> _Work to be completed_: All of the data must be output without alteration.

━━━━━ Given data ━━━━━

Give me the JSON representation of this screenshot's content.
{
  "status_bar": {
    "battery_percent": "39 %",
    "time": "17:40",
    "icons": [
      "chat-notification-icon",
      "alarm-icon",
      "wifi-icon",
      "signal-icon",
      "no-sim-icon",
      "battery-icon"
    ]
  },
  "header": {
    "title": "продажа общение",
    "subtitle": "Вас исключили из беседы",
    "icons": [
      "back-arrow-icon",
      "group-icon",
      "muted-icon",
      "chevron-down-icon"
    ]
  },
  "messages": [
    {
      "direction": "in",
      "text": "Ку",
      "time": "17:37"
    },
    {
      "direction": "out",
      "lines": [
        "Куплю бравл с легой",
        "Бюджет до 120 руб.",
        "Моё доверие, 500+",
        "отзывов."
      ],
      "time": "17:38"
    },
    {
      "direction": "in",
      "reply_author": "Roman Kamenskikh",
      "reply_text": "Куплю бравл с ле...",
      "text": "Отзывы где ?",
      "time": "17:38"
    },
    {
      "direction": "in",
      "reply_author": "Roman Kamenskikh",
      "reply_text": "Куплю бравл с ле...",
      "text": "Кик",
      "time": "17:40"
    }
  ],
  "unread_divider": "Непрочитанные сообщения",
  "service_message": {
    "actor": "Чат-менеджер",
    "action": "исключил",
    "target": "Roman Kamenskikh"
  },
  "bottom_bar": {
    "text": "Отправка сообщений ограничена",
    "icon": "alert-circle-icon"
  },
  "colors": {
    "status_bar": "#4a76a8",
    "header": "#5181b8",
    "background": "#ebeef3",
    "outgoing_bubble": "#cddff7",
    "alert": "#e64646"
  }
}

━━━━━

> _Answer below_:
Give me the JSON representation of this screenshot's content.
{
  "status_bar": {
    "battery_percent": "39 %",
    "time": "17:40",
    "icons": [
      "chat-notification-icon",
      "alarm-icon",
      "wifi-icon",
      "signal-icon",
      "no-sim-icon",
      "battery-icon"
    ]
  },
  "header": {
    "title": "продажа общение",
    "subtitle": "Вас исключили из беседы",
    "icons": [
      "back-arrow-icon",
      "group-icon",
      "muted-icon",
      "chevron-down-icon"
    ]
  },
  "messages": [
    {
      "direction": "in",
      "text": "Ку",
      "time": "17:37"
    },
    {
      "direction": "out",
      "lines": [
        "Куплю бравл с легой",
        "Бюджет до 120 руб.",
        "Моё доверие, 500+",
        "отзывов."
      ],
      "time": "17:38"
    },
    {
      "direction": "in",
      "reply_author": "Roman Kamenskikh",
      "reply_text": "Куплю бравл с ле...",
      "text": "Отзывы где ?",
      "time": "17:38"
    },
    {
      "direction": "in",
      "reply_author": "Roman Kamenskikh",
      "reply_text": "Куплю бравл с ле...",
      "text": "Кик",
      "time": "17:40"
    }
  ],
  "unread_divider": "Непрочитанные сообщения",
  "service_message": {
    "actor": "Чат-менеджер",
    "action": "исключил",
    "target": "Roman Kamenskikh"
  },
  "bottom_bar": {
    "text": "Отправка сообщений ограничена",
    "icon": "alert-circle-icon"
  },
  "colors": {
    "status_bar": "#4a76a8",
    "header": "#5181b8",
    "background": "#ebeef3",
    "outgoing_bubble": "#cddff7",
    "alert": "#e64646"
  }
}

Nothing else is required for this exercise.